(TASK GOAL)
Every line of the records below that holds the word "content" belongs in the answer.

- Opening Delimiter -

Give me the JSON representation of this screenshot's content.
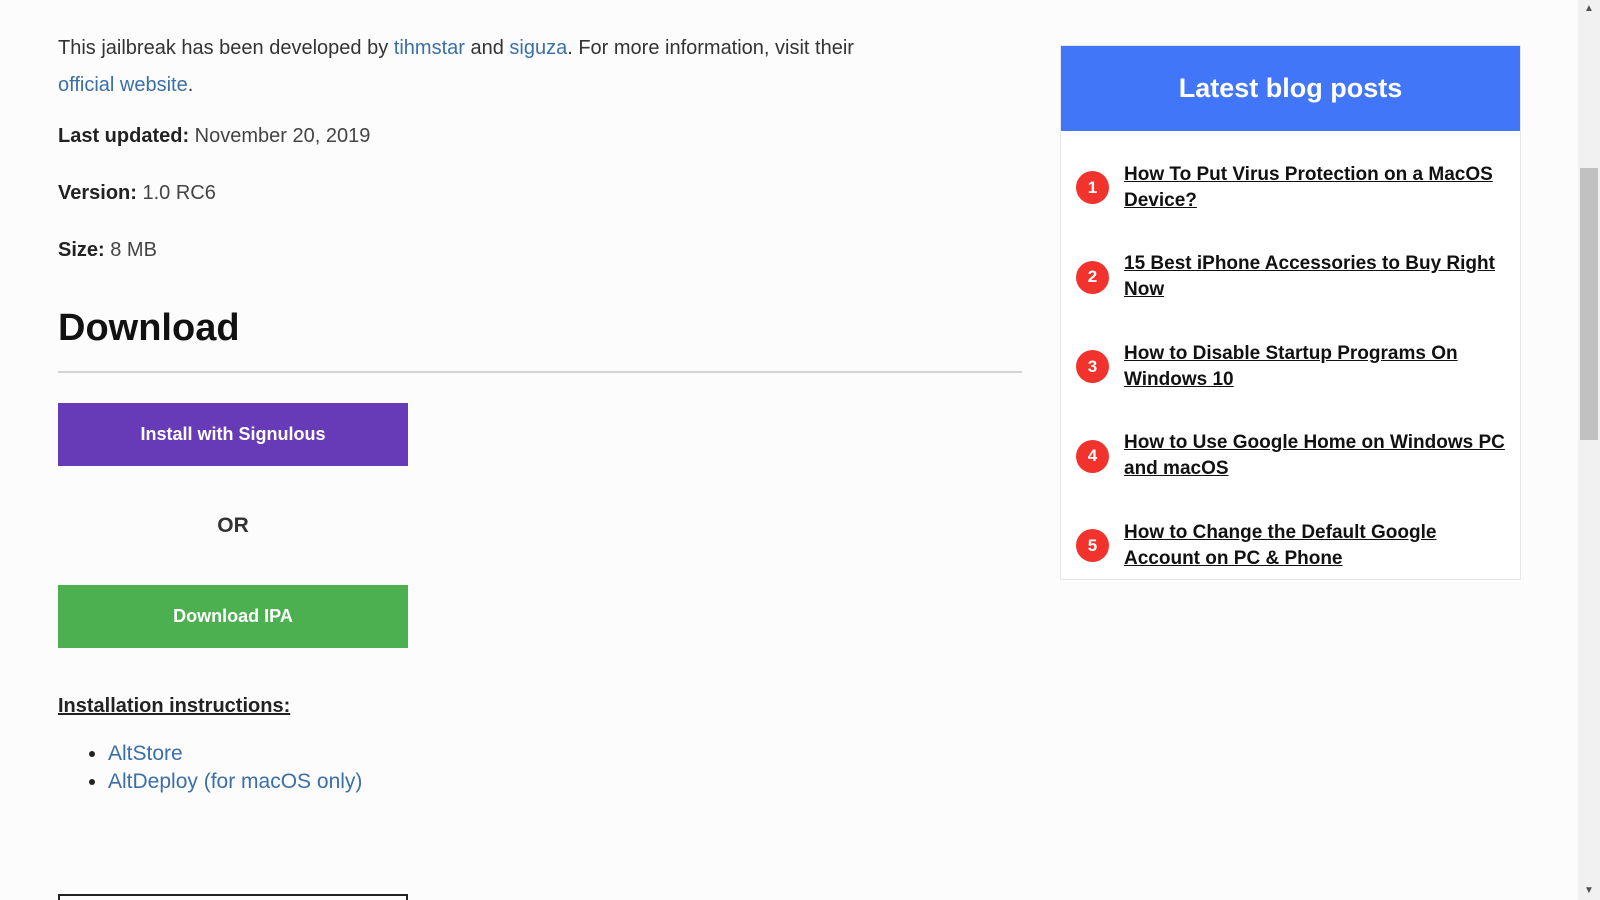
{
  "intro": {
    "text_before": "This jailbreak has been developed by ",
    "author1": "tihmstar",
    "and": " and ",
    "author2": "siguza",
    "text_after": ". For more information, visit their ",
    "website_link": "official website",
    "period": "."
  },
  "meta": {
    "last_updated_label": "Last updated:",
    "last_updated_value": " November 20, 2019",
    "version_label": "Version:",
    "version_value": " 1.0 RC6",
    "size_label": "Size:",
    "size_value": " 8 MB"
  },
  "download": {
    "heading": "Download",
    "signulous_button": "Install with Signulous",
    "or_text": "OR",
    "ipa_button": "Download IPA",
    "instructions_heading": "Installation instructions:",
    "instructions": [
      "AltStore",
      "AltDeploy (for macOS only)"
    ]
  },
  "sidebar": {
    "title": "Latest blog posts",
    "posts": [
      {
        "num": "1",
        "title": "How To Put Virus Protection on a MacOS Device?"
      },
      {
        "num": "2",
        "title": "15 Best iPhone Accessories to Buy Right Now"
      },
      {
        "num": "3",
        "title": "How to Disable Startup Programs On Windows 10"
      },
      {
        "num": "4",
        "title": "How to Use Google Home on Windows PC and macOS"
      },
      {
        "num": "5",
        "title": "How to Change the Default Google Account on PC & Phone"
      }
    ]
  },
  "colors": {
    "link": "#3a6fa8",
    "signulous": "#673ab7",
    "ipa": "#4caf50",
    "sidebar_header": "#4076f7",
    "badge": "#f1322d"
  },
  "icons": {
    "scroll_up": "scroll-up-arrow-icon",
    "scroll_down": "scroll-down-arrow-icon"
  }
}
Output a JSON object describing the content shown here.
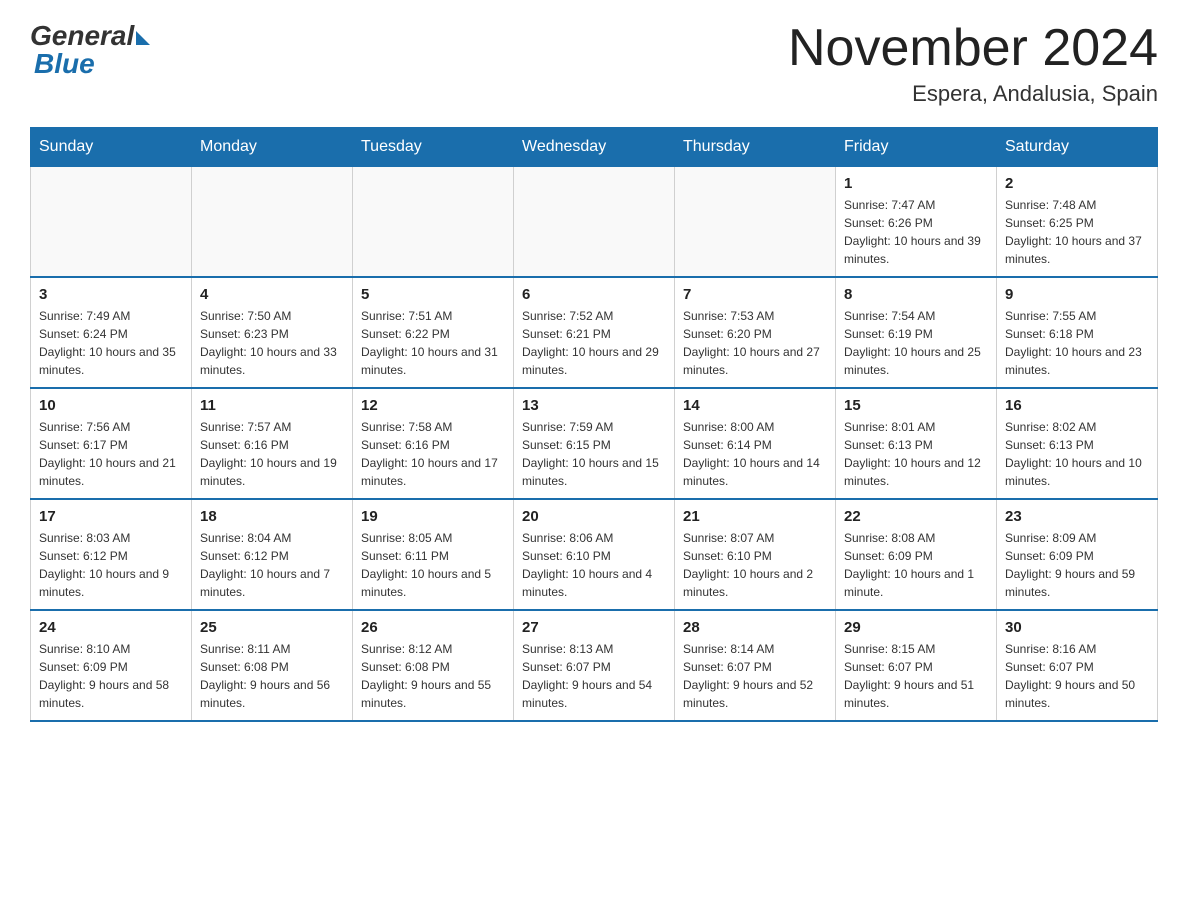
{
  "header": {
    "logo_general": "General",
    "logo_blue": "Blue",
    "month_title": "November 2024",
    "location": "Espera, Andalusia, Spain"
  },
  "weekdays": [
    "Sunday",
    "Monday",
    "Tuesday",
    "Wednesday",
    "Thursday",
    "Friday",
    "Saturday"
  ],
  "weeks": [
    [
      {
        "day": "",
        "info": ""
      },
      {
        "day": "",
        "info": ""
      },
      {
        "day": "",
        "info": ""
      },
      {
        "day": "",
        "info": ""
      },
      {
        "day": "",
        "info": ""
      },
      {
        "day": "1",
        "info": "Sunrise: 7:47 AM\nSunset: 6:26 PM\nDaylight: 10 hours and 39 minutes."
      },
      {
        "day": "2",
        "info": "Sunrise: 7:48 AM\nSunset: 6:25 PM\nDaylight: 10 hours and 37 minutes."
      }
    ],
    [
      {
        "day": "3",
        "info": "Sunrise: 7:49 AM\nSunset: 6:24 PM\nDaylight: 10 hours and 35 minutes."
      },
      {
        "day": "4",
        "info": "Sunrise: 7:50 AM\nSunset: 6:23 PM\nDaylight: 10 hours and 33 minutes."
      },
      {
        "day": "5",
        "info": "Sunrise: 7:51 AM\nSunset: 6:22 PM\nDaylight: 10 hours and 31 minutes."
      },
      {
        "day": "6",
        "info": "Sunrise: 7:52 AM\nSunset: 6:21 PM\nDaylight: 10 hours and 29 minutes."
      },
      {
        "day": "7",
        "info": "Sunrise: 7:53 AM\nSunset: 6:20 PM\nDaylight: 10 hours and 27 minutes."
      },
      {
        "day": "8",
        "info": "Sunrise: 7:54 AM\nSunset: 6:19 PM\nDaylight: 10 hours and 25 minutes."
      },
      {
        "day": "9",
        "info": "Sunrise: 7:55 AM\nSunset: 6:18 PM\nDaylight: 10 hours and 23 minutes."
      }
    ],
    [
      {
        "day": "10",
        "info": "Sunrise: 7:56 AM\nSunset: 6:17 PM\nDaylight: 10 hours and 21 minutes."
      },
      {
        "day": "11",
        "info": "Sunrise: 7:57 AM\nSunset: 6:16 PM\nDaylight: 10 hours and 19 minutes."
      },
      {
        "day": "12",
        "info": "Sunrise: 7:58 AM\nSunset: 6:16 PM\nDaylight: 10 hours and 17 minutes."
      },
      {
        "day": "13",
        "info": "Sunrise: 7:59 AM\nSunset: 6:15 PM\nDaylight: 10 hours and 15 minutes."
      },
      {
        "day": "14",
        "info": "Sunrise: 8:00 AM\nSunset: 6:14 PM\nDaylight: 10 hours and 14 minutes."
      },
      {
        "day": "15",
        "info": "Sunrise: 8:01 AM\nSunset: 6:13 PM\nDaylight: 10 hours and 12 minutes."
      },
      {
        "day": "16",
        "info": "Sunrise: 8:02 AM\nSunset: 6:13 PM\nDaylight: 10 hours and 10 minutes."
      }
    ],
    [
      {
        "day": "17",
        "info": "Sunrise: 8:03 AM\nSunset: 6:12 PM\nDaylight: 10 hours and 9 minutes."
      },
      {
        "day": "18",
        "info": "Sunrise: 8:04 AM\nSunset: 6:12 PM\nDaylight: 10 hours and 7 minutes."
      },
      {
        "day": "19",
        "info": "Sunrise: 8:05 AM\nSunset: 6:11 PM\nDaylight: 10 hours and 5 minutes."
      },
      {
        "day": "20",
        "info": "Sunrise: 8:06 AM\nSunset: 6:10 PM\nDaylight: 10 hours and 4 minutes."
      },
      {
        "day": "21",
        "info": "Sunrise: 8:07 AM\nSunset: 6:10 PM\nDaylight: 10 hours and 2 minutes."
      },
      {
        "day": "22",
        "info": "Sunrise: 8:08 AM\nSunset: 6:09 PM\nDaylight: 10 hours and 1 minute."
      },
      {
        "day": "23",
        "info": "Sunrise: 8:09 AM\nSunset: 6:09 PM\nDaylight: 9 hours and 59 minutes."
      }
    ],
    [
      {
        "day": "24",
        "info": "Sunrise: 8:10 AM\nSunset: 6:09 PM\nDaylight: 9 hours and 58 minutes."
      },
      {
        "day": "25",
        "info": "Sunrise: 8:11 AM\nSunset: 6:08 PM\nDaylight: 9 hours and 56 minutes."
      },
      {
        "day": "26",
        "info": "Sunrise: 8:12 AM\nSunset: 6:08 PM\nDaylight: 9 hours and 55 minutes."
      },
      {
        "day": "27",
        "info": "Sunrise: 8:13 AM\nSunset: 6:07 PM\nDaylight: 9 hours and 54 minutes."
      },
      {
        "day": "28",
        "info": "Sunrise: 8:14 AM\nSunset: 6:07 PM\nDaylight: 9 hours and 52 minutes."
      },
      {
        "day": "29",
        "info": "Sunrise: 8:15 AM\nSunset: 6:07 PM\nDaylight: 9 hours and 51 minutes."
      },
      {
        "day": "30",
        "info": "Sunrise: 8:16 AM\nSunset: 6:07 PM\nDaylight: 9 hours and 50 minutes."
      }
    ]
  ]
}
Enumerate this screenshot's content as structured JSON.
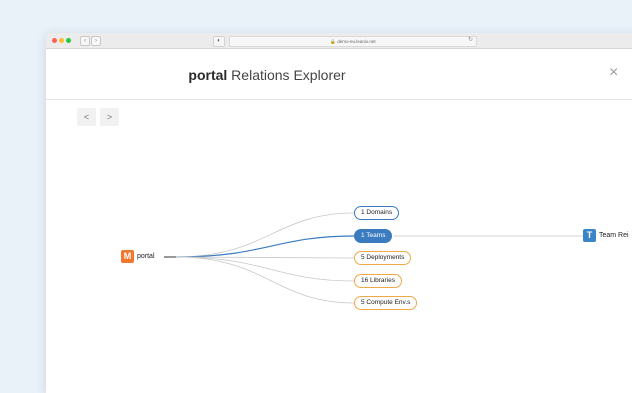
{
  "browser": {
    "url": "demo-eu.leanix.net",
    "shield_icon": "shield-icon",
    "reload_icon": "reload-icon"
  },
  "header": {
    "brand": "portal",
    "title_rest": " Relations Explorer",
    "close_label": "×"
  },
  "pager": {
    "prev_label": "<",
    "next_label": ">"
  },
  "graph": {
    "root": {
      "icon_letter": "M",
      "label": "portal"
    },
    "relations": [
      {
        "label": "1 Domains"
      },
      {
        "label": "1 Teams"
      },
      {
        "label": "5 Deployments"
      },
      {
        "label": "16 Libraries"
      },
      {
        "label": "5 Compute Env.s"
      }
    ],
    "team": {
      "icon_letter": "T",
      "label": "Team Rei"
    }
  },
  "colors": {
    "accent_blue": "#3b7bbf",
    "accent_orange": "#f0a848",
    "root_icon": "#f0772d"
  }
}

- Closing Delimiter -

(WRITTEN SOLUTION)
Give me the JSON representation of this screenshot's content.
Output a JSON object describing the content shown here.
Enumerate this screenshot's content as structured JSON.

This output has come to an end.